==== Data to use ====
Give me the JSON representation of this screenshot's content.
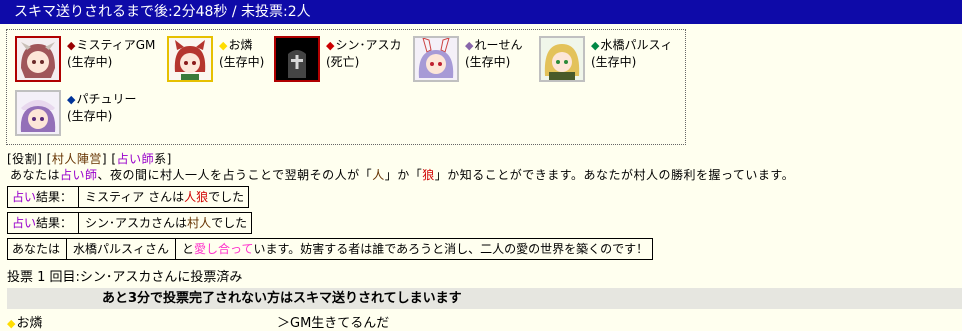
{
  "header": {
    "title": "スキマ送りされるまで後:2分48秒 / 未投票:2人"
  },
  "colors": {
    "header_bg": "#0e0aa8",
    "page_bg": "#ffffef",
    "wolf_red": "#d00000",
    "seer_purple": "#9900cc",
    "villager_brown": "#663300",
    "lover_pink": "#ff33cc",
    "warn_bg": "#e6e6e0"
  },
  "players": [
    {
      "mark": "◆",
      "mark_color": "#990000",
      "name": "ミスティアGM",
      "status": "(生存中)",
      "avatar_icon": "mystia-avatar-icon"
    },
    {
      "mark": "◆",
      "mark_color": "#ffdd00",
      "name": "お燐",
      "status": "(生存中)",
      "avatar_icon": "orin-avatar-icon"
    },
    {
      "mark": "◆",
      "mark_color": "#cc0000",
      "name": "シン･アスカ",
      "status": "(死亡)",
      "avatar_icon": "gravestone-icon"
    },
    {
      "mark": "◆",
      "mark_color": "#8866aa",
      "name": "れーせん",
      "status": "(生存中)",
      "avatar_icon": "reisen-avatar-icon"
    },
    {
      "mark": "◆",
      "mark_color": "#008844",
      "name": "水橋パルスィ",
      "status": "(生存中)",
      "avatar_icon": "parsee-avatar-icon"
    },
    {
      "mark": "◆",
      "mark_color": "#003399",
      "name": "パチュリー",
      "status": "(生存中)",
      "avatar_icon": "patchouli-avatar-icon"
    }
  ],
  "role": {
    "line_prefix": "[役割] [",
    "camp": "村人陣営",
    "line_mid": "] [",
    "role_name": "占い師",
    "line_suffix": "系]",
    "desc_1": "あなたは",
    "desc_role": "占い師",
    "desc_2": "、夜の間に村人一人を占うことで翌朝その人が「",
    "desc_human": "人",
    "desc_3": "」か「",
    "desc_wolf": "狼",
    "desc_4": "」か知ることができます。あなたが村人の勝利を握っています。"
  },
  "results": [
    {
      "label_a": "占い",
      "label_b": "結果：",
      "target": "ミスティア",
      "mid": "さんは",
      "verdict": "人狼",
      "end": "でした",
      "verdict_type": "wolf"
    },
    {
      "label_a": "占い",
      "label_b": "結果：",
      "target": "シン･アスカ",
      "mid": "さんは",
      "verdict": "村人",
      "end": "でした",
      "verdict_type": "villager"
    }
  ],
  "lover": {
    "prefix": "あなたは",
    "partner": "水橋パルスィさん",
    "mid": "と",
    "love": "愛し合って",
    "rest": "います。妨害する者は誰であろうと消し、二人の愛の世界を築くのです！"
  },
  "vote": {
    "text": "投票 1 回目:シン･アスカさんに投票済み"
  },
  "warning": {
    "text": "あと3分で投票完了されない方はスキマ送りされてしまいます"
  },
  "chat": {
    "speaker": "お燐",
    "message": "＞GM生きてるんだ"
  }
}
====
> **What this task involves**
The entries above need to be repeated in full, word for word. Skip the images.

> **Response to the task**
Give me the JSON representation of this screenshot's content.
{
  "header": {
    "title": "スキマ送りされるまで後:2分48秒 / 未投票:2人"
  },
  "colors": {
    "header_bg": "#0e0aa8",
    "page_bg": "#ffffef",
    "wolf_red": "#d00000",
    "seer_purple": "#9900cc",
    "villager_brown": "#663300",
    "lover_pink": "#ff33cc",
    "warn_bg": "#e6e6e0"
  },
  "players": [
    {
      "mark": "◆",
      "mark_color": "#990000",
      "name": "ミスティアGM",
      "status": "(生存中)",
      "avatar_icon": "mystia-avatar-icon"
    },
    {
      "mark": "◆",
      "mark_color": "#ffdd00",
      "name": "お燐",
      "status": "(生存中)",
      "avatar_icon": "orin-avatar-icon"
    },
    {
      "mark": "◆",
      "mark_color": "#cc0000",
      "name": "シン･アスカ",
      "status": "(死亡)",
      "avatar_icon": "gravestone-icon"
    },
    {
      "mark": "◆",
      "mark_color": "#8866aa",
      "name": "れーせん",
      "status": "(生存中)",
      "avatar_icon": "reisen-avatar-icon"
    },
    {
      "mark": "◆",
      "mark_color": "#008844",
      "name": "水橋パルスィ",
      "status": "(生存中)",
      "avatar_icon": "parsee-avatar-icon"
    },
    {
      "mark": "◆",
      "mark_color": "#003399",
      "name": "パチュリー",
      "status": "(生存中)",
      "avatar_icon": "patchouli-avatar-icon"
    }
  ],
  "role": {
    "line_prefix": "[役割] [",
    "camp": "村人陣営",
    "line_mid": "] [",
    "role_name": "占い師",
    "line_suffix": "系]",
    "desc_1": "あなたは",
    "desc_role": "占い師",
    "desc_2": "、夜の間に村人一人を占うことで翌朝その人が「",
    "desc_human": "人",
    "desc_3": "」か「",
    "desc_wolf": "狼",
    "desc_4": "」か知ることができます。あなたが村人の勝利を握っています。"
  },
  "results": [
    {
      "label_a": "占い",
      "label_b": "結果：",
      "target": "ミスティア",
      "mid": "さんは",
      "verdict": "人狼",
      "end": "でした",
      "verdict_type": "wolf"
    },
    {
      "label_a": "占い",
      "label_b": "結果：",
      "target": "シン･アスカ",
      "mid": "さんは",
      "verdict": "村人",
      "end": "でした",
      "verdict_type": "villager"
    }
  ],
  "lover": {
    "prefix": "あなたは",
    "partner": "水橋パルスィさん",
    "mid": "と",
    "love": "愛し合って",
    "rest": "います。妨害する者は誰であろうと消し、二人の愛の世界を築くのです！"
  },
  "vote": {
    "text": "投票 1 回目:シン･アスカさんに投票済み"
  },
  "warning": {
    "text": "あと3分で投票完了されない方はスキマ送りされてしまいます"
  },
  "chat": {
    "speaker": "お燐",
    "message": "＞GM生きてるんだ"
  }
}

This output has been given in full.